Book Review: "What we Believe but Cannot Prove: Science in the Age of Certainty", Edited by John Brockman

August 22, 2008

What We Believe but Cannot Prove: Today's Leading Thinkers on Science in the Age of Certainty by John BrockmanDozens of short essays from prominent scientists about what they “know” but cannot, scientifically, “prove,” at least yet. What could have been an energizing look at possibilities by the sharpest minds in science more often comes off as individual posturing, pessimism and promotion of pet ideas, sadly.

There were patterns in the tones of the pieces:

One, the “I have to take some time to backpedal and wryly point out that, since I am a scientist, I believe nothing–NOTHING–it is all about hypothesis and vigorous scientific method.” OK, but that sure takes the magic right out of it, and I got tired of it by the third time I saw it.

Two, the “I am academic and I have a world-altering idea and I can’t seem to get my boneheaded colleagues to just agree that this unproved idea of mine is bloody genius so I’m going to use this opportunity as a soapbox.” Jared Diamond’s essay comes off like this, for one, with him sounding wounded and unheeded, whereas I would argue that Mr. Diamond’s conjectures get a lot of publicity.

Three, the “I didn’t really understand the assignment” scribbles that are kind of awkward to read.

Within the jumble are some gems, and some fascinating conflicting predicitions. My personal favorite is Rudy Rucker’s suggestion of a modified “Many Universes” theory. Only a page long, it packs in so much dense imagery and ideas that it took me half an hour to read. Also compelling: David Buss’ assertion of the scientific existence of true love, John H. McWhorter’s out-there-but-wow theory that some Indonesian languages were actually spoken cross-species (i.e. simultaneously by humans and another higher-order primate), and Bruce Sterling’s hair-raising five-word downer about climate change.

With some more hard-line editing and less cleverness, this collection could have been a stunner. The concept is adrenalizing and full of potential, but the self-consciousness of the scientists–granted, they are not, most of them, writers–got in the way.


LibraryThing Tags:

science, essays, opinion, non-fiction, read, readin2008, nonfiction

As always, see all of my reviews on LibraryThing.

Book #49 of 2008

One Comment

  1. autumn says:

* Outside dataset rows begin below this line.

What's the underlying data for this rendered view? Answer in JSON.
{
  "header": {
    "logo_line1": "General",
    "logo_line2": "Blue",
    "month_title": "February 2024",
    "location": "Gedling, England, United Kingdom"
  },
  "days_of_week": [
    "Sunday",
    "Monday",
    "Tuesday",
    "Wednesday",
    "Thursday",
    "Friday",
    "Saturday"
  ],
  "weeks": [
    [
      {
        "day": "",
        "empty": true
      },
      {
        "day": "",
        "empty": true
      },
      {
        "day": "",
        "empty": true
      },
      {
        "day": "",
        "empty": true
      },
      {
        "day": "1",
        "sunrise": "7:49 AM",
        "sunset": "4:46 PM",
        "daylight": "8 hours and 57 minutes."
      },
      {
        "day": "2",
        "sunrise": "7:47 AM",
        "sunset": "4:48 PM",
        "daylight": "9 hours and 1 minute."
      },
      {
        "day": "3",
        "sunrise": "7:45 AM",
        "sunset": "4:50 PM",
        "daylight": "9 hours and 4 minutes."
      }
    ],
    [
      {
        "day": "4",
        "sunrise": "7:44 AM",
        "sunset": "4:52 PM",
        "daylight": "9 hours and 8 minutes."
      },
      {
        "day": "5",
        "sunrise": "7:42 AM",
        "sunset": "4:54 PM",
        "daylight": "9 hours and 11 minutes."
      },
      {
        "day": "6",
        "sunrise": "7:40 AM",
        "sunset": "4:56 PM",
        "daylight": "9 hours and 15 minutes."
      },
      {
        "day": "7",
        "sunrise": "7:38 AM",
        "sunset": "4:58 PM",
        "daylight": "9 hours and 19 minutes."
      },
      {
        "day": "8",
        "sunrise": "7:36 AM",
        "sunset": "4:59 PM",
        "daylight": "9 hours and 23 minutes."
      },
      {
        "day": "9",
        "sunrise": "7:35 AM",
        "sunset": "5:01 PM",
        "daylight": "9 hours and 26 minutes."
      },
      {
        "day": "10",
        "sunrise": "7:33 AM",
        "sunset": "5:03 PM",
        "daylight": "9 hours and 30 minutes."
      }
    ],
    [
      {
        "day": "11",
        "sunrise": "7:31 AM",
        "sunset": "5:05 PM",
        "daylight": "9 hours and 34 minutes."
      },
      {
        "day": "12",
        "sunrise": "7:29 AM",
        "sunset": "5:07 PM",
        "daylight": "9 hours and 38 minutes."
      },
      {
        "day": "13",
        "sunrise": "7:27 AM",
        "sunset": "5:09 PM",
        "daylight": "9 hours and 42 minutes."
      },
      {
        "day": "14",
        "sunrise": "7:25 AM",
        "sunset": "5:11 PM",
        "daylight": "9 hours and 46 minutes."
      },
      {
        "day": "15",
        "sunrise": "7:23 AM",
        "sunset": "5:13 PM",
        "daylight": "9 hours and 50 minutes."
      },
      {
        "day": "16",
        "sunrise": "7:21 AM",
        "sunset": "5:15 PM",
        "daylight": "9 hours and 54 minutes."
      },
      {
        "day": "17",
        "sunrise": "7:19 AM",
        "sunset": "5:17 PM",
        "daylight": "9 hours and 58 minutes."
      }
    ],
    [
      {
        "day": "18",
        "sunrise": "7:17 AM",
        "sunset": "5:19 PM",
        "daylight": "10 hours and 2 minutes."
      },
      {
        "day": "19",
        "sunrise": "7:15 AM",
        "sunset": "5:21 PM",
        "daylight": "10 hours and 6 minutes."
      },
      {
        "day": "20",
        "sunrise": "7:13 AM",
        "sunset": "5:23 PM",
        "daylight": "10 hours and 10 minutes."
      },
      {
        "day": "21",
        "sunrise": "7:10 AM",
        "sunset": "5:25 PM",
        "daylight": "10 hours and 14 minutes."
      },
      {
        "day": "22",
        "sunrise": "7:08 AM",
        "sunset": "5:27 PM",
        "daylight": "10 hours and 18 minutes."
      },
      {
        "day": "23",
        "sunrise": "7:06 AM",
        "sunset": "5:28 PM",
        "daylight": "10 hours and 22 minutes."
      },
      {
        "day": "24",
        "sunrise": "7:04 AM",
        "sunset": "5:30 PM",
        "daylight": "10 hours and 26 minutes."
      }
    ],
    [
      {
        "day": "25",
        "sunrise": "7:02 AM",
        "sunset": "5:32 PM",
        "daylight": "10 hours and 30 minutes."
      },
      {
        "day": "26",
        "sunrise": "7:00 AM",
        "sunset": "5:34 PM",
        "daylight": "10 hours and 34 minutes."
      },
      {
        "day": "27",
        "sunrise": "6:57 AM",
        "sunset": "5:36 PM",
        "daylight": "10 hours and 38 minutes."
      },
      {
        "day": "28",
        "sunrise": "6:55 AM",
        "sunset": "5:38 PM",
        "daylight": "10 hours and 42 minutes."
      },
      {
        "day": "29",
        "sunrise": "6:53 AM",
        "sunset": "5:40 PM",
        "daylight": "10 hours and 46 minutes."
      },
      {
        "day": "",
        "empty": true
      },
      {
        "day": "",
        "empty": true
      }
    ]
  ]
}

    I read this collection and had much the same reaction. So I went ahead and used the title as a basis for a personal essay about belief and certainty that I found way more rewarding than the book.:)